TASK OBJECTIVE ▸
In the entries below, find each line where the word "Reference" appears and give only the total count of such lines.

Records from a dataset
[Start of Attachment]
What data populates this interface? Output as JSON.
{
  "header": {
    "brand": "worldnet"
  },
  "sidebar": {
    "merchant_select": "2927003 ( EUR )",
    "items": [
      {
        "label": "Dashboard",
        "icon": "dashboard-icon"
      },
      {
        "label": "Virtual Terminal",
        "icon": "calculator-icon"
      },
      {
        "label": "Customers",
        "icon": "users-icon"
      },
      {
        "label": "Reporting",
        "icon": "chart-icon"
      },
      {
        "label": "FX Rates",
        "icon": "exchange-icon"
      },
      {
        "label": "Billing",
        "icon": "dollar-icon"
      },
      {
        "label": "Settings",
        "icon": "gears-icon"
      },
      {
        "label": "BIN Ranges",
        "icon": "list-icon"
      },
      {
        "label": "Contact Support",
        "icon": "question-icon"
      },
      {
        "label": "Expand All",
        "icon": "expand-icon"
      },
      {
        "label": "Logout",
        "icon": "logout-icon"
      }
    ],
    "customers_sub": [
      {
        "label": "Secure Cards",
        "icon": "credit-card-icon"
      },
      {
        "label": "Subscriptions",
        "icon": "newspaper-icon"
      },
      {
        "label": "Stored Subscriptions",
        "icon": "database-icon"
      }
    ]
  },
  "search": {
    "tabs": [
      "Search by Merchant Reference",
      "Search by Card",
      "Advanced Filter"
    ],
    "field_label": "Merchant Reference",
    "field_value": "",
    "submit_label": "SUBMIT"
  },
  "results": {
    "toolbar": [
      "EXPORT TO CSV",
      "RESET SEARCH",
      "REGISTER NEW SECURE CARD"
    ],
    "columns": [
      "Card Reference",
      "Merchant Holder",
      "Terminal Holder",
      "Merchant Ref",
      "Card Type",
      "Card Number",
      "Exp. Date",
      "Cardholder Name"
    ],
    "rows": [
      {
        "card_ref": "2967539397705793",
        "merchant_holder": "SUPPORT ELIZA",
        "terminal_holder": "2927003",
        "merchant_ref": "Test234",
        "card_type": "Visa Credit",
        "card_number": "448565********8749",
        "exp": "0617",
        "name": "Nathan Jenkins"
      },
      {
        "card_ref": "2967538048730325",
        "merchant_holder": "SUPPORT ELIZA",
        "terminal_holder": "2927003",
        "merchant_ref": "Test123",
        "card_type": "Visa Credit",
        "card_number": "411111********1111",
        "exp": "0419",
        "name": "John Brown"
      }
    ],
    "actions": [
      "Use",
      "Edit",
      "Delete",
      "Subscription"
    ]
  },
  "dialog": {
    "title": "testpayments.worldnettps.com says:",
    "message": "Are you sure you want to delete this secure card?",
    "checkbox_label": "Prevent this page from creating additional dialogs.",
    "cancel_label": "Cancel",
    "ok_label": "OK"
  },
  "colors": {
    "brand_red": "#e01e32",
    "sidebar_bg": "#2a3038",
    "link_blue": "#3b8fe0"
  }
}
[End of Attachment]
YOUR SOLUTION ▸
3